* **WHAT YOU ARE ASKED TO DO**: From the entries below, copy out every line with "background" in it.

----------------

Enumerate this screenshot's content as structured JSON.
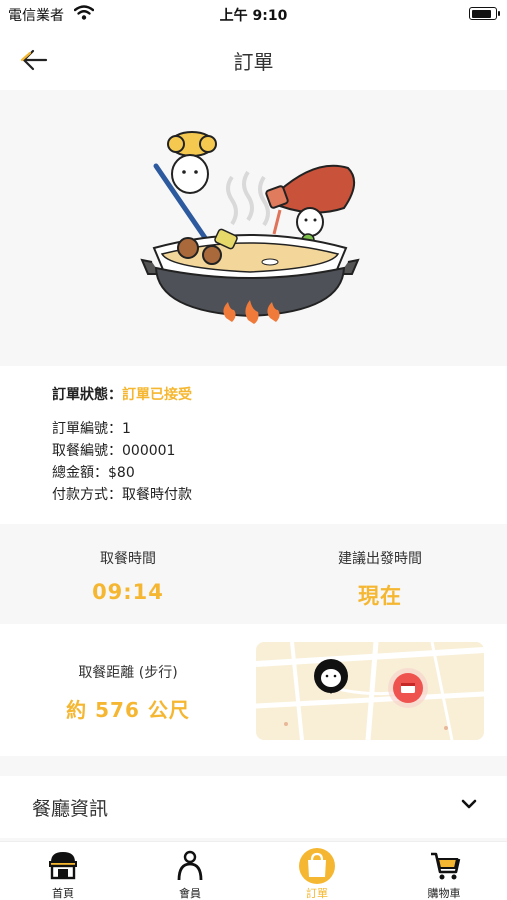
{
  "status_bar": {
    "carrier": "電信業者",
    "time": "上午 9:10",
    "battery_level": 0.9
  },
  "nav": {
    "title": "訂單"
  },
  "order": {
    "status_label": "訂單狀態：",
    "status_value": "訂單已接受",
    "lines": [
      "訂單編號：1",
      "取餐編號：000001",
      "總金額：$80",
      "付款方式：取餐時付款"
    ]
  },
  "pickup": {
    "time_label": "取餐時間",
    "time_value": "09:14",
    "depart_label": "建議出發時間",
    "depart_value": "現在"
  },
  "distance": {
    "label": "取餐距離 (步行)",
    "value": "約 576 公尺"
  },
  "restaurant": {
    "title": "餐廳資訊"
  },
  "tabs": [
    {
      "label": "首頁",
      "icon": "store-icon"
    },
    {
      "label": "會員",
      "icon": "person-icon"
    },
    {
      "label": "訂單",
      "icon": "bag-icon",
      "active": true
    },
    {
      "label": "購物車",
      "icon": "cart-icon"
    }
  ],
  "colors": {
    "accent": "#f5b731",
    "pin_red": "#ef5350",
    "map_bg": "#f8efd6"
  }
}
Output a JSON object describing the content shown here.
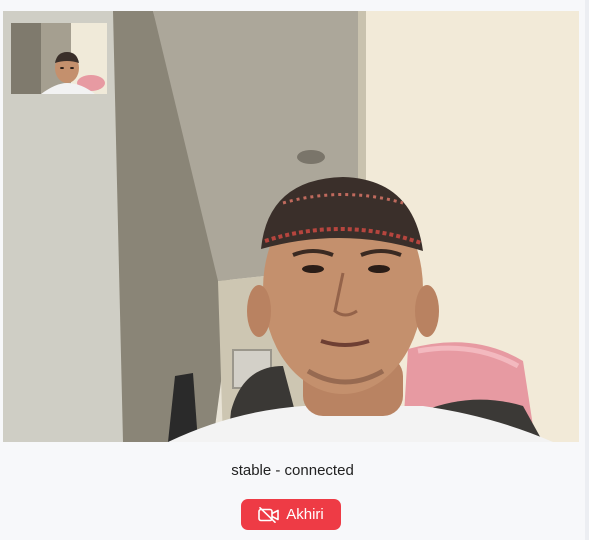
{
  "call": {
    "status_text": "stable - connected",
    "end_button_label": "Akhiri",
    "end_button_icon": "video-off-icon",
    "accent_color": "#ee3b45"
  }
}
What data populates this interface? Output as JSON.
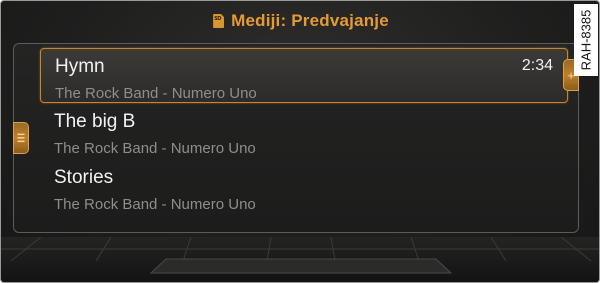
{
  "header": {
    "icon": "sd-card-icon",
    "icon_text": "SD",
    "title": "Mediji: Predvajanje"
  },
  "tracks": [
    {
      "title": "Hymn",
      "subtitle": "The Rock Band - Numero Uno",
      "duration": "2:34",
      "selected": true
    },
    {
      "title": "The big B",
      "subtitle": "The Rock Band - Numero Uno"
    },
    {
      "title": "Stories",
      "subtitle": "The Rock Band - Numero Uno"
    }
  ],
  "side_tabs": {
    "left_icon": "menu-icon",
    "right_icon": "plus-icon",
    "right_glyph": "+"
  },
  "figure_label": "RAH-8385",
  "colors": {
    "accent": "#e69a31",
    "text_primary": "#f2f2f2",
    "text_secondary": "#8e8e8c",
    "background": "#1f1f1e"
  }
}
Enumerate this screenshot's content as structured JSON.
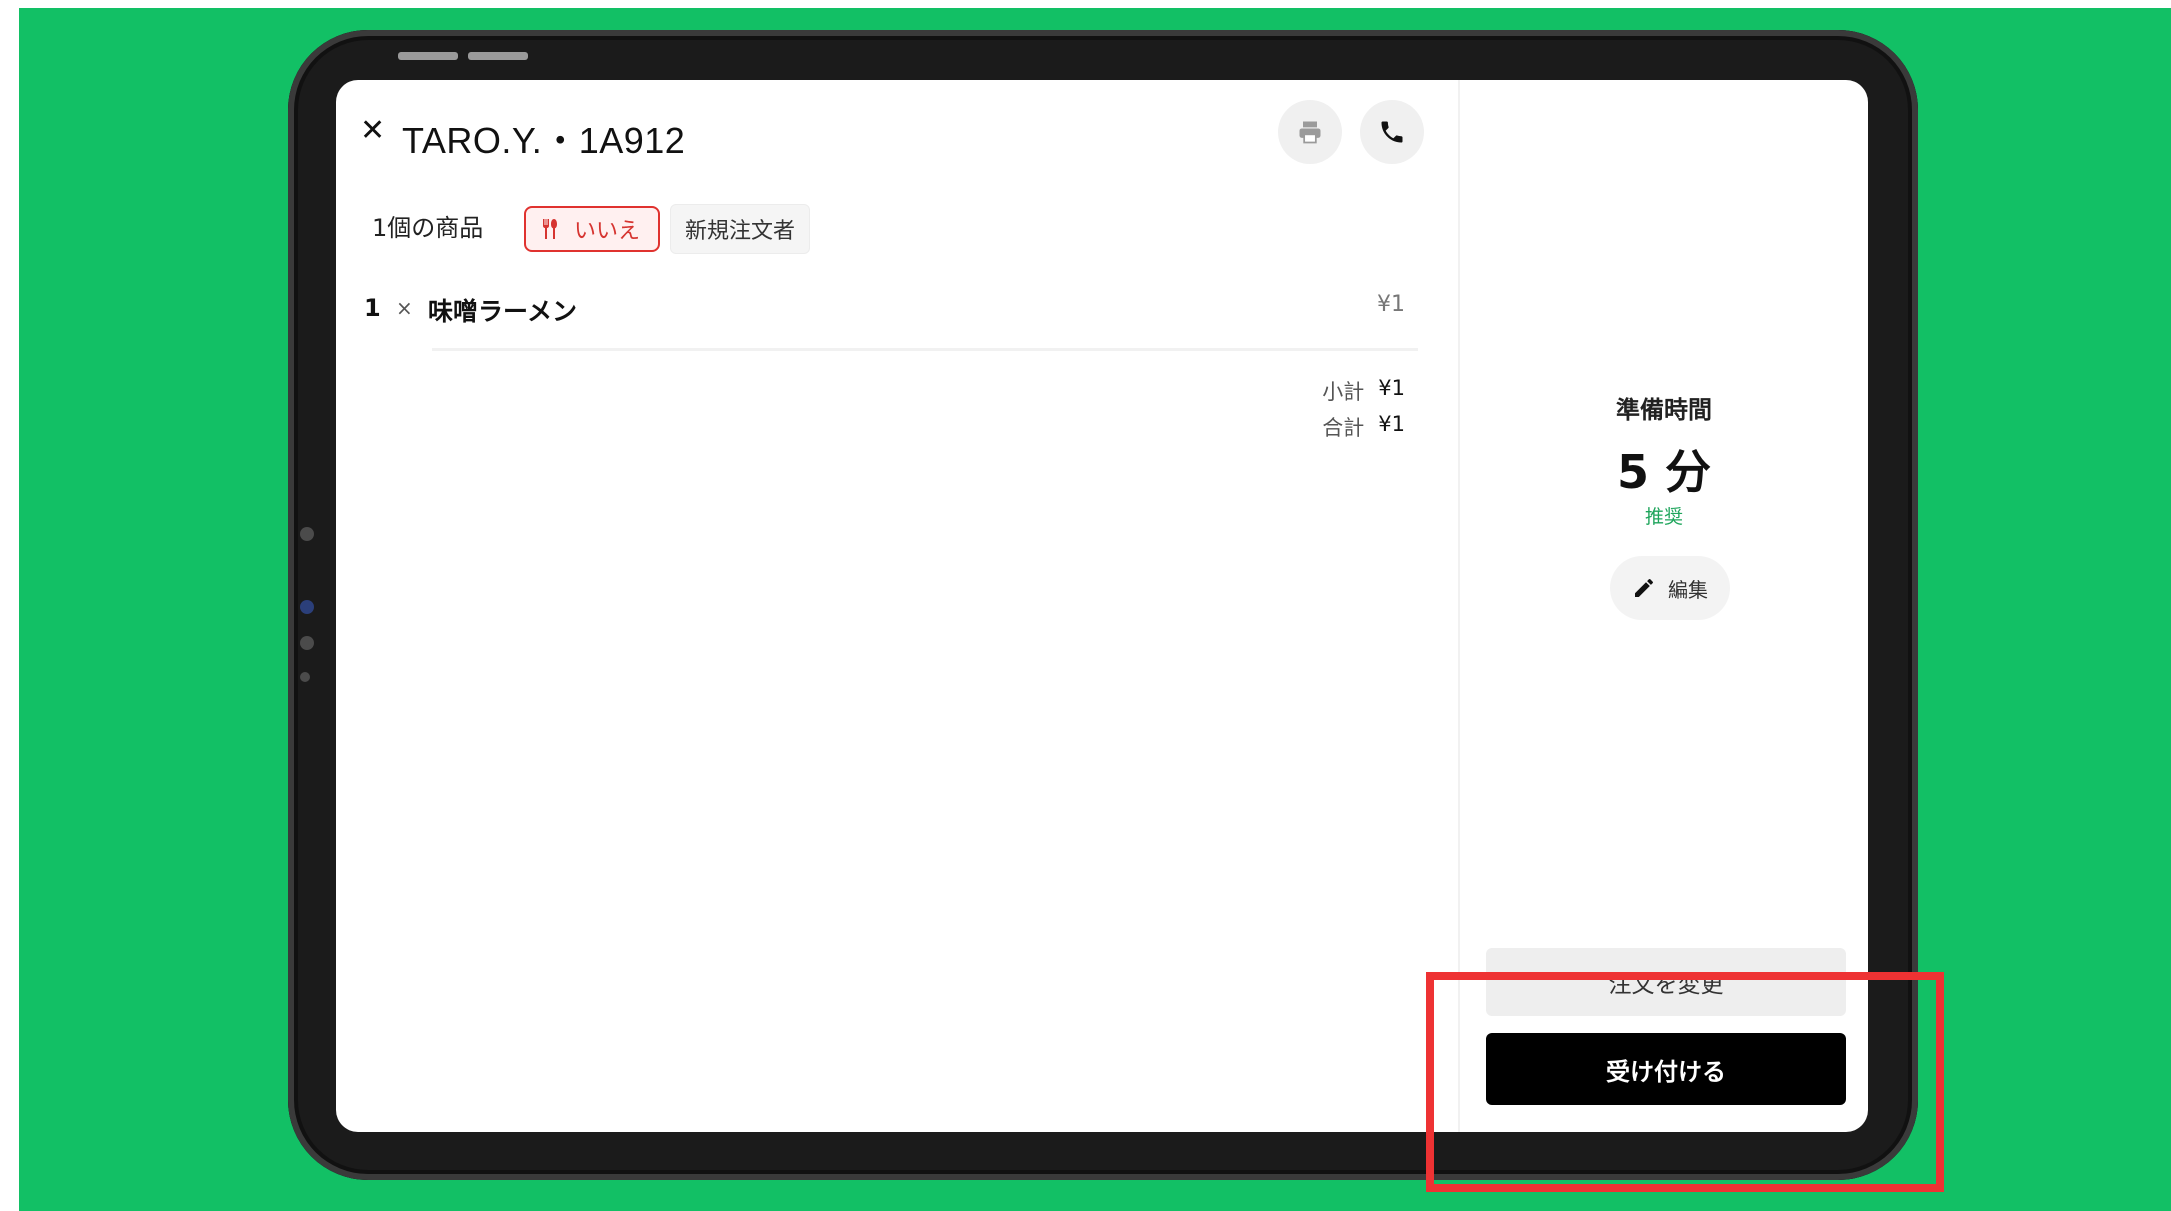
{
  "order": {
    "title": "TARO.Y.・1A912",
    "item_count_label": "1個の商品",
    "utensils_badge": "いいえ",
    "customer_badge": "新規注文者",
    "items": [
      {
        "qty": "1",
        "times": "×",
        "name": "味噌ラーメン",
        "price": "¥1"
      }
    ],
    "subtotal_label": "小計",
    "subtotal_value": "¥1",
    "total_label": "合計",
    "total_value": "¥1"
  },
  "icons": {
    "close": "close-icon",
    "print": "printer-icon",
    "phone": "phone-icon",
    "utensils": "utensils-icon",
    "edit": "pencil-icon"
  },
  "prep": {
    "label": "準備時間",
    "value": "5 分",
    "recommend": "推奨",
    "edit_label": "編集"
  },
  "actions": {
    "change_order": "注文を変更",
    "accept": "受け付ける"
  },
  "colors": {
    "background": "#12c065",
    "highlight": "#ee3233",
    "badge_red": "#d63430",
    "recommend_green": "#1fa55c",
    "accept_button": "#000000"
  }
}
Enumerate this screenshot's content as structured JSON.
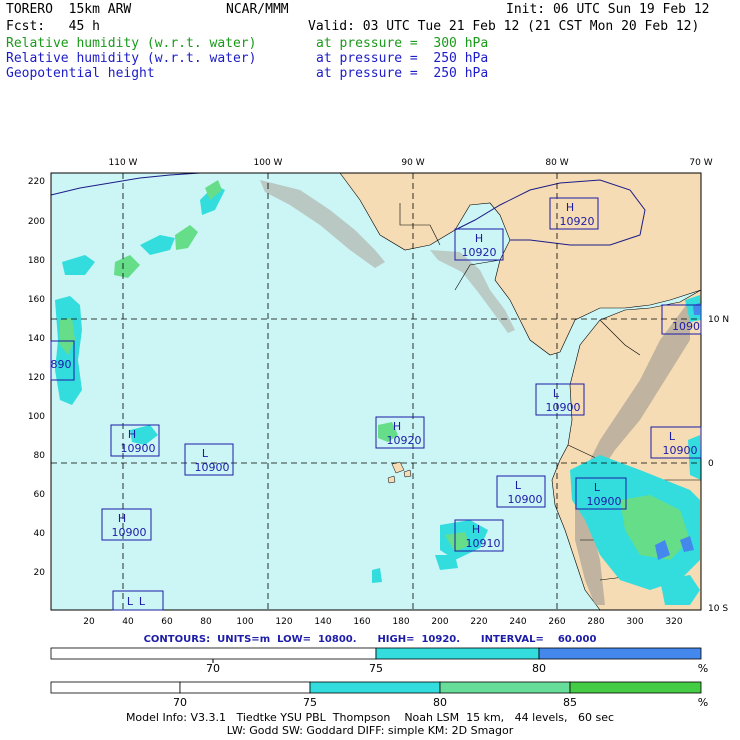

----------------

* **RESULT**:
    "background": "#1f1f1e"
    "background": "#12c065",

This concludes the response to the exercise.